TASK DIRECTIONS:
Filter the entries below, keeping only lines with "photo".

Records drawn from a dataset:
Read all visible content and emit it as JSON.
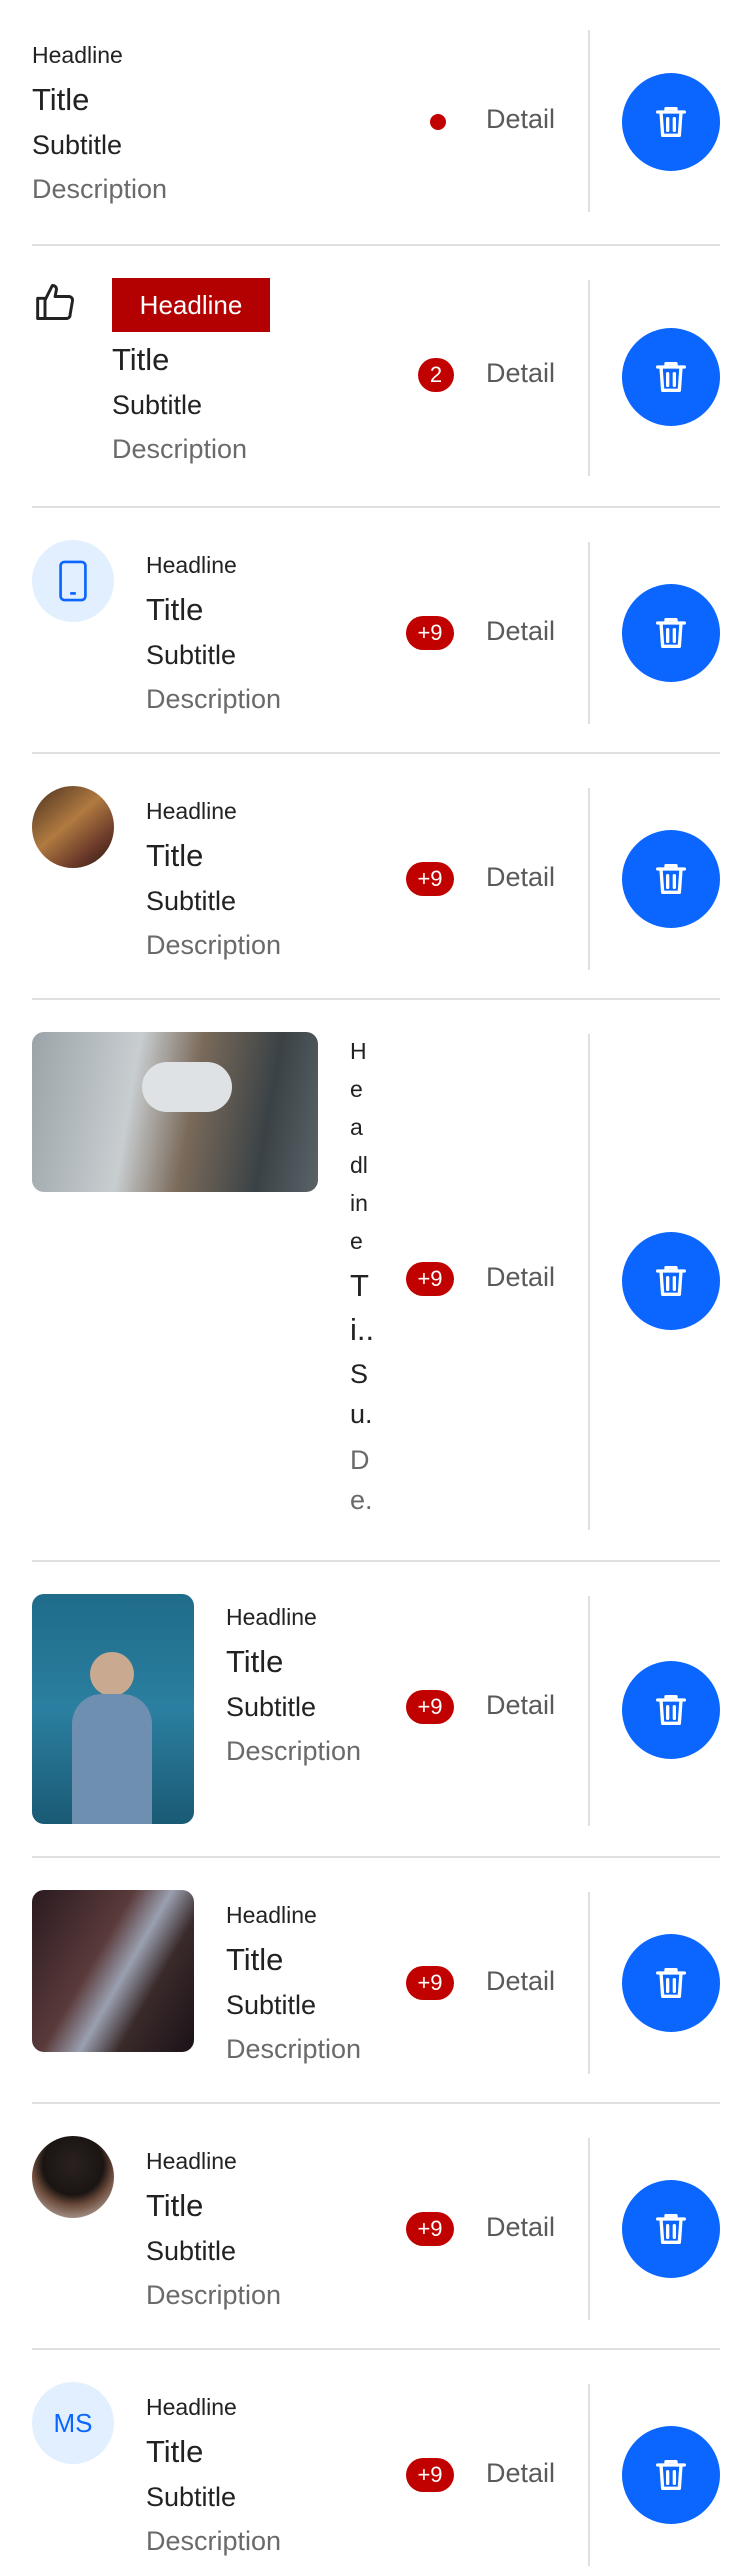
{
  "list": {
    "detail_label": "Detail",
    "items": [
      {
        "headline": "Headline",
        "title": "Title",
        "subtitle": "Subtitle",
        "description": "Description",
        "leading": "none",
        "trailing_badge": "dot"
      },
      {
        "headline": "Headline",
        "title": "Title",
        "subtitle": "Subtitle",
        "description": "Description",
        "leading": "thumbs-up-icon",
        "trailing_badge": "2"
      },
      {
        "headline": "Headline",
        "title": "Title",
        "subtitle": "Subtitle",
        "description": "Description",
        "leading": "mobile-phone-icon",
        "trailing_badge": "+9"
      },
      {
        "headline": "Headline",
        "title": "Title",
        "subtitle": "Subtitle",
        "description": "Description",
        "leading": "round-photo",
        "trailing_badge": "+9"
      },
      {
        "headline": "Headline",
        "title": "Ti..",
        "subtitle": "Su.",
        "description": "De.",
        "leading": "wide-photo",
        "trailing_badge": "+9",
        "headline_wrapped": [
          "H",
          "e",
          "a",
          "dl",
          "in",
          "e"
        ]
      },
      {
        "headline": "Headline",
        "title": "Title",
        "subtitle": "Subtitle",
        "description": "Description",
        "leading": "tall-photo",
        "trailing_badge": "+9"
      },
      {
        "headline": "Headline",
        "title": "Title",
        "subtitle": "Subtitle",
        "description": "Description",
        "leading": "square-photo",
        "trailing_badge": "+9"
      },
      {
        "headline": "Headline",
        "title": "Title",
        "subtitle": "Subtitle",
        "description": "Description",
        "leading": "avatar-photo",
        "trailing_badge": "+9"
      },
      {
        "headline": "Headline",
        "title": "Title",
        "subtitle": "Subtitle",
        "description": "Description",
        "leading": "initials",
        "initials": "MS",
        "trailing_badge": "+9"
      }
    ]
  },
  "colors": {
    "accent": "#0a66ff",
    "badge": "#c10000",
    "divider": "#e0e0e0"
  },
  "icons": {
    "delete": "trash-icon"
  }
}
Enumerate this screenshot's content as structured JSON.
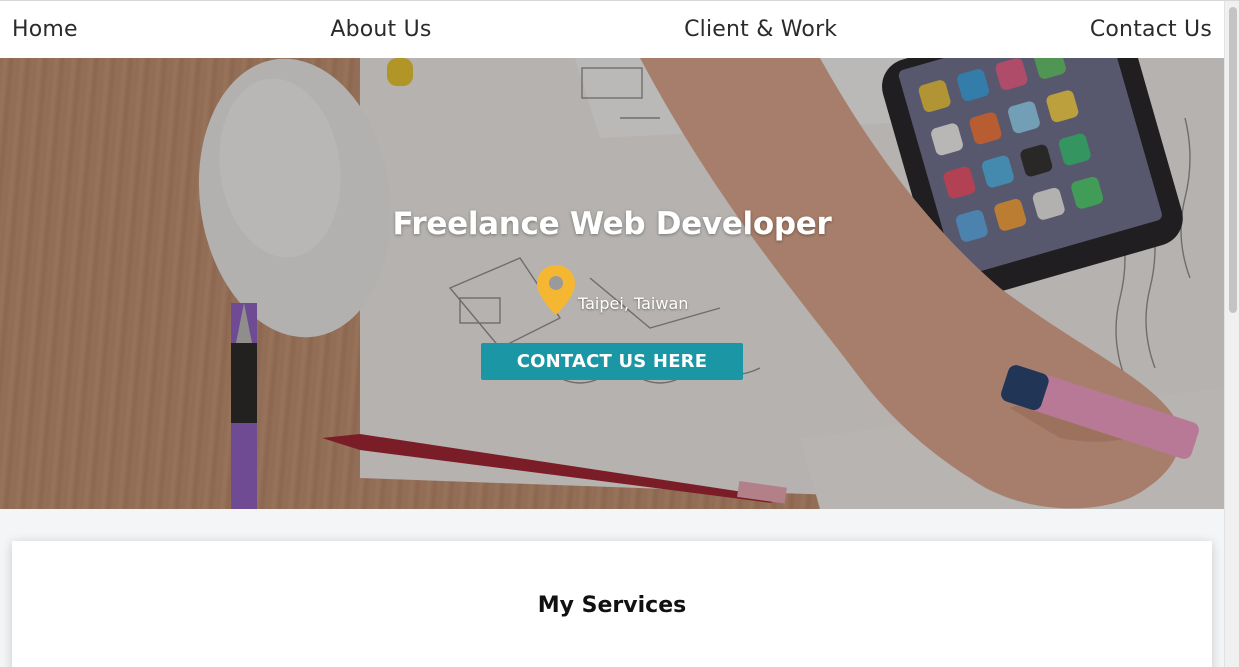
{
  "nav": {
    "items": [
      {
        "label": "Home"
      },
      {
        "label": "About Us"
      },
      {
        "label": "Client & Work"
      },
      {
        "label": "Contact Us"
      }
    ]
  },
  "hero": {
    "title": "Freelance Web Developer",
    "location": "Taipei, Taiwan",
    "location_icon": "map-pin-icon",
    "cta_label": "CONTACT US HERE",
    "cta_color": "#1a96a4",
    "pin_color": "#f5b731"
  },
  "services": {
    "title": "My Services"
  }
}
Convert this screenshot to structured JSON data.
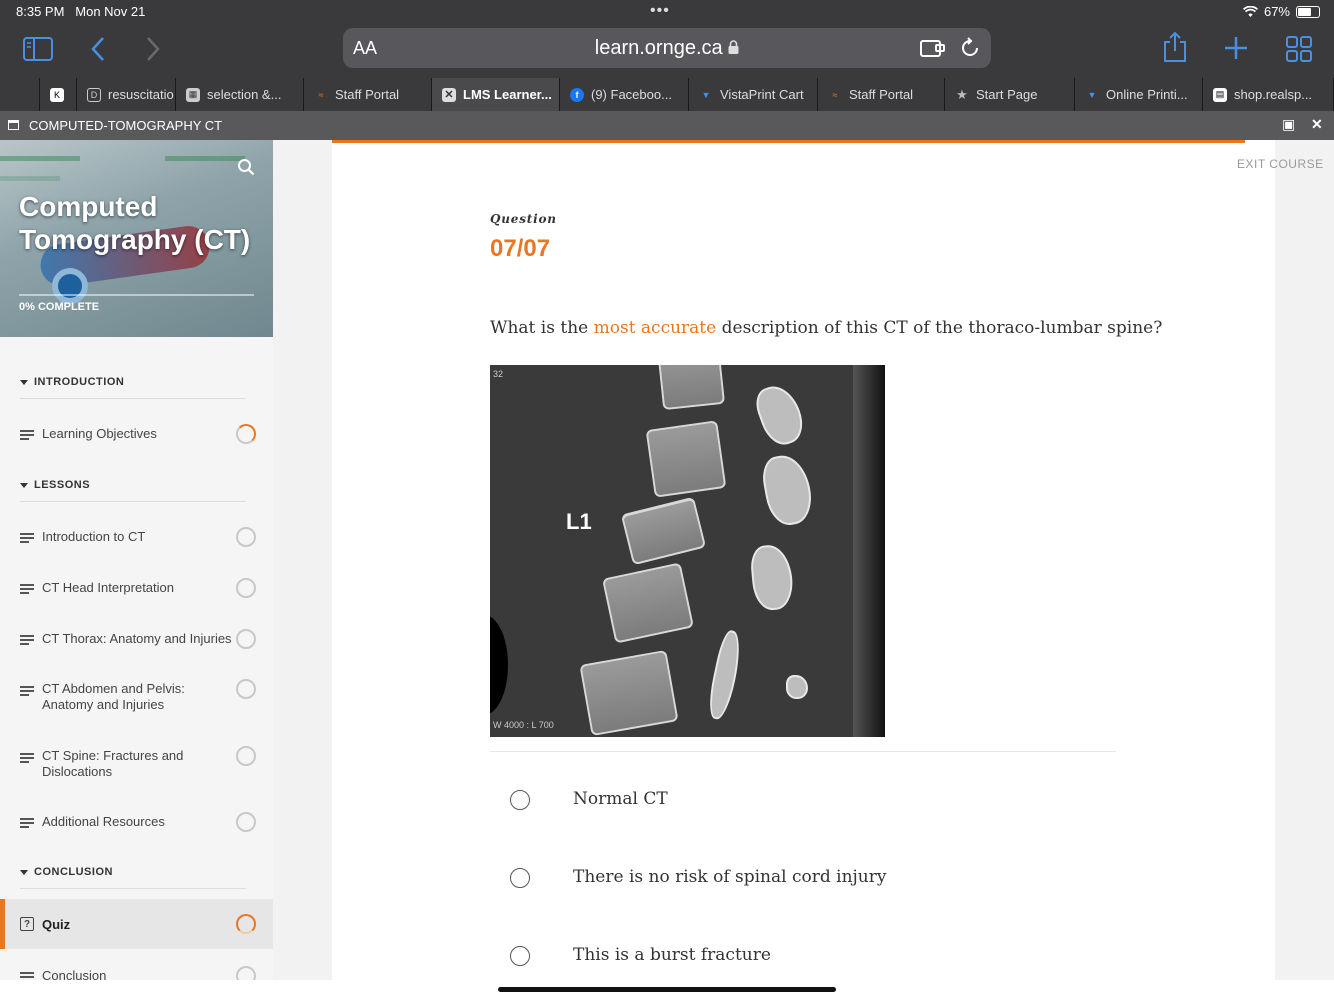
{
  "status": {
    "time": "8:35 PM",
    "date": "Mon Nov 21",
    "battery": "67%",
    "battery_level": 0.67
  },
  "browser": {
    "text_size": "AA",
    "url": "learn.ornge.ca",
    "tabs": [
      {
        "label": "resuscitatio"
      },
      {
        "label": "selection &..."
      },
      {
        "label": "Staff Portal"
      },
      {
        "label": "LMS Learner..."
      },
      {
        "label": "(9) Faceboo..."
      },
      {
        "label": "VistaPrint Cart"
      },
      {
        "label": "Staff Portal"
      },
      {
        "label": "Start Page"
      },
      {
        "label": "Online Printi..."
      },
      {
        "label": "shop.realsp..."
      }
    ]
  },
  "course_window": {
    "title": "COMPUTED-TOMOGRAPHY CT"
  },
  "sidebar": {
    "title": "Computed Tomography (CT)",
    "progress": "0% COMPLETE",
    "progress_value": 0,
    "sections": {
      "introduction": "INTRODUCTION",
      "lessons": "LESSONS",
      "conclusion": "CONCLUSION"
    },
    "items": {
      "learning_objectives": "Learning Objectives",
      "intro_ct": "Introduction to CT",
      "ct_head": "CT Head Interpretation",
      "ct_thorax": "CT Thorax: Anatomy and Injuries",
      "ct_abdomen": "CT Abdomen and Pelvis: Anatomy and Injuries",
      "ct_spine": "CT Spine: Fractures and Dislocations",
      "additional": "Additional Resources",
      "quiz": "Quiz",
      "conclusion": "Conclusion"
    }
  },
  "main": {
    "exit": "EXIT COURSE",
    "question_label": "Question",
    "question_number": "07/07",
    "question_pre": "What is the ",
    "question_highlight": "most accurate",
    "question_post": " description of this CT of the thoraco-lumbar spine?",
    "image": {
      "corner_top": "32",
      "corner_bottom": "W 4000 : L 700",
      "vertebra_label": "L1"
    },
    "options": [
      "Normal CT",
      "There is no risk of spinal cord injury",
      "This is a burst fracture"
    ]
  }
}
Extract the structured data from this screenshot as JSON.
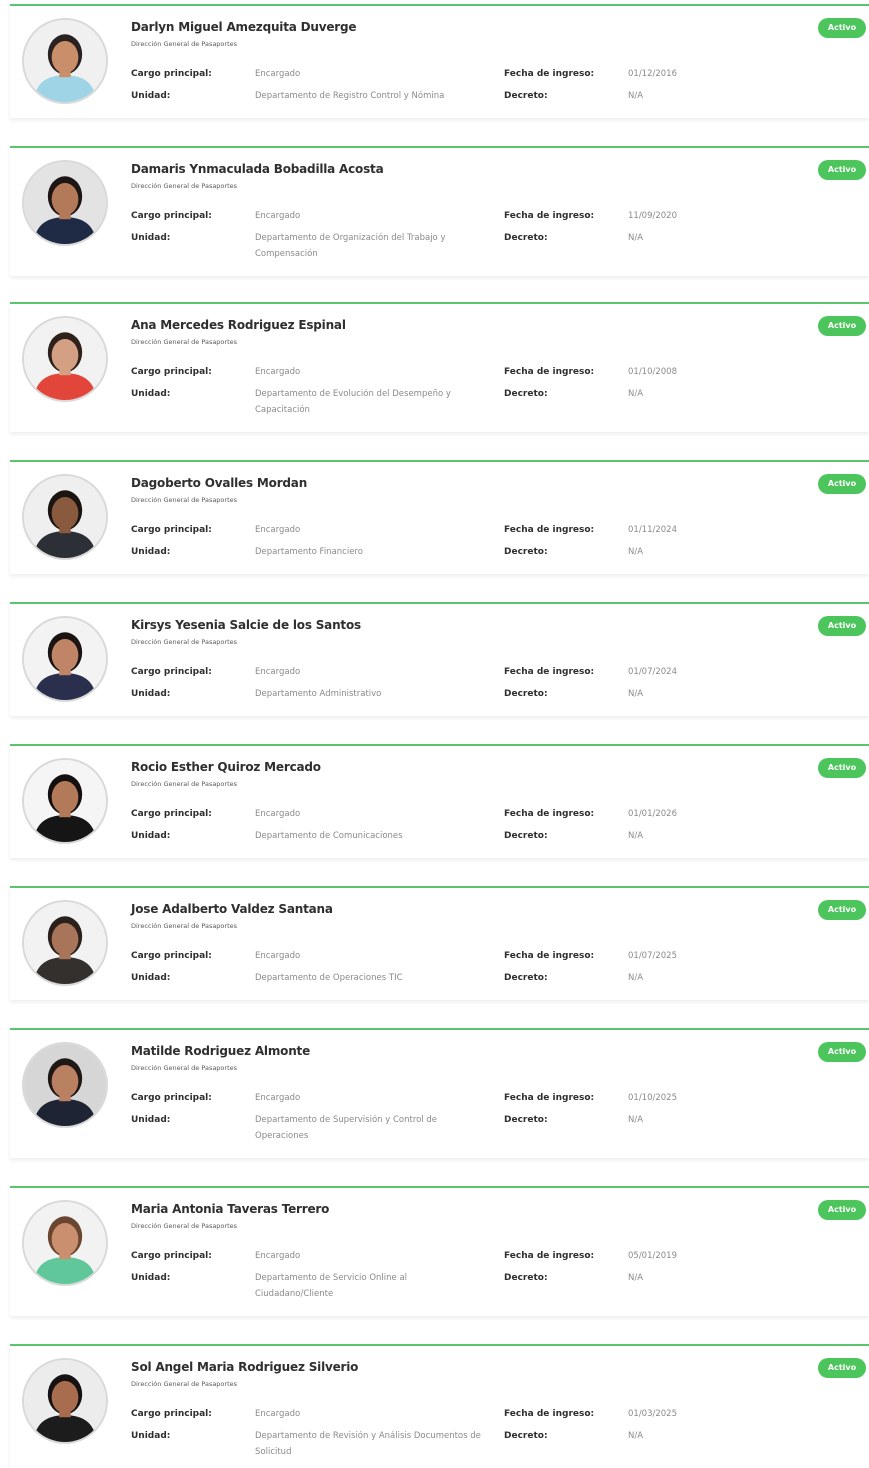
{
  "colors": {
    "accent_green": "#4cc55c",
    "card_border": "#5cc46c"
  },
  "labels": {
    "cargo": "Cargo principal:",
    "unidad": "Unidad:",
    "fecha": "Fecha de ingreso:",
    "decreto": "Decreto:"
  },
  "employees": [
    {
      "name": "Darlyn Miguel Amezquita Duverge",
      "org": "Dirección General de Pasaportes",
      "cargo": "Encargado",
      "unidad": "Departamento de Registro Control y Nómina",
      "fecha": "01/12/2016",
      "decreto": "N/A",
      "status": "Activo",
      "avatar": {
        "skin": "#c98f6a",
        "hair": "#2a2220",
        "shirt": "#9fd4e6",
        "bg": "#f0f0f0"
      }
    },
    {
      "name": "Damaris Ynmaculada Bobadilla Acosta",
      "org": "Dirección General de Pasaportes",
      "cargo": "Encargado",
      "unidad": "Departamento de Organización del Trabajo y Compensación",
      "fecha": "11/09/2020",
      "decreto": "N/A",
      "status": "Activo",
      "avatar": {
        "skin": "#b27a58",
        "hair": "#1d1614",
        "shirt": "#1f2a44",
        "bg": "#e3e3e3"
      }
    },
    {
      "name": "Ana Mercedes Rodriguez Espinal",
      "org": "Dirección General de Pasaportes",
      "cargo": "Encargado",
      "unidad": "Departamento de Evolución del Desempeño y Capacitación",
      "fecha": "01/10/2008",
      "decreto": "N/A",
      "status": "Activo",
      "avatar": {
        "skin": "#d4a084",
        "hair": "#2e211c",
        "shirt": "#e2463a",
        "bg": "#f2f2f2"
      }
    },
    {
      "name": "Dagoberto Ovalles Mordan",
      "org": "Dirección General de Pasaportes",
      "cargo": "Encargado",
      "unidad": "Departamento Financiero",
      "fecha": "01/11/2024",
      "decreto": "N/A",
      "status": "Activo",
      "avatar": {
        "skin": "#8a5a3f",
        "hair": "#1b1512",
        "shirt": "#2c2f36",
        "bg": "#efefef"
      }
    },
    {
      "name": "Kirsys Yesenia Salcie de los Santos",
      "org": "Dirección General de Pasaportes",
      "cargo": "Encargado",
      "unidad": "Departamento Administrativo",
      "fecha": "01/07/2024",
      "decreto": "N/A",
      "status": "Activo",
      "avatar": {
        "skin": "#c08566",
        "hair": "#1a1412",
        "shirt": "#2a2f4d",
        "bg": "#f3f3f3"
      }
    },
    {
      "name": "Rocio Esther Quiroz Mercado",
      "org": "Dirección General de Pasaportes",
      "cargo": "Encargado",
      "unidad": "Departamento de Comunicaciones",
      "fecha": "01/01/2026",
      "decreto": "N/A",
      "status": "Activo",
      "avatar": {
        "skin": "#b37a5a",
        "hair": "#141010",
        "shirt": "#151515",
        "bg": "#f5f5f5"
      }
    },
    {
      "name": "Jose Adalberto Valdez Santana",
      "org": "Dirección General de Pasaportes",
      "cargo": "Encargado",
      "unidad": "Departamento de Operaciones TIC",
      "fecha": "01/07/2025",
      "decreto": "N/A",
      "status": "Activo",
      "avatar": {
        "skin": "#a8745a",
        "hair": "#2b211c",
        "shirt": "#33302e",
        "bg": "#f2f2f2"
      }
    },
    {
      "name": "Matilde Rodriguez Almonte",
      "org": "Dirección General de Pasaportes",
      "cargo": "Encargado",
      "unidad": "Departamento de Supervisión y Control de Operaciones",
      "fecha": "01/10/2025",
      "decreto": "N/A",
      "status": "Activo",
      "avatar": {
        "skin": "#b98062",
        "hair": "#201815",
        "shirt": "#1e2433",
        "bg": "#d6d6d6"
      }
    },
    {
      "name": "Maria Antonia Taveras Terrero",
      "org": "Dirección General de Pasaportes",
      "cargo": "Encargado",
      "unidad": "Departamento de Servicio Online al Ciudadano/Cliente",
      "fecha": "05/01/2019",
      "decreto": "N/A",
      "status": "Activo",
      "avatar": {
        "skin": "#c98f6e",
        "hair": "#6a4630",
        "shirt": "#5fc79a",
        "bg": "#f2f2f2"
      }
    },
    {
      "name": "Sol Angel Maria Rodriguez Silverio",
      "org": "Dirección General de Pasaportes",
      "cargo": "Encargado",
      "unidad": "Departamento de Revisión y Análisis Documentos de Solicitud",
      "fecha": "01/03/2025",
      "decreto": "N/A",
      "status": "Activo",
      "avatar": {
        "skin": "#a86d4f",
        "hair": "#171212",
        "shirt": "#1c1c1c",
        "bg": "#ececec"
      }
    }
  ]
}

WRITTEN RESPONSE:
        "leading": "round-photo",
        "leading": "wide-photo",
        "leading": "tall-photo",
        "leading": "square-photo",
        "leading": "avatar-photo",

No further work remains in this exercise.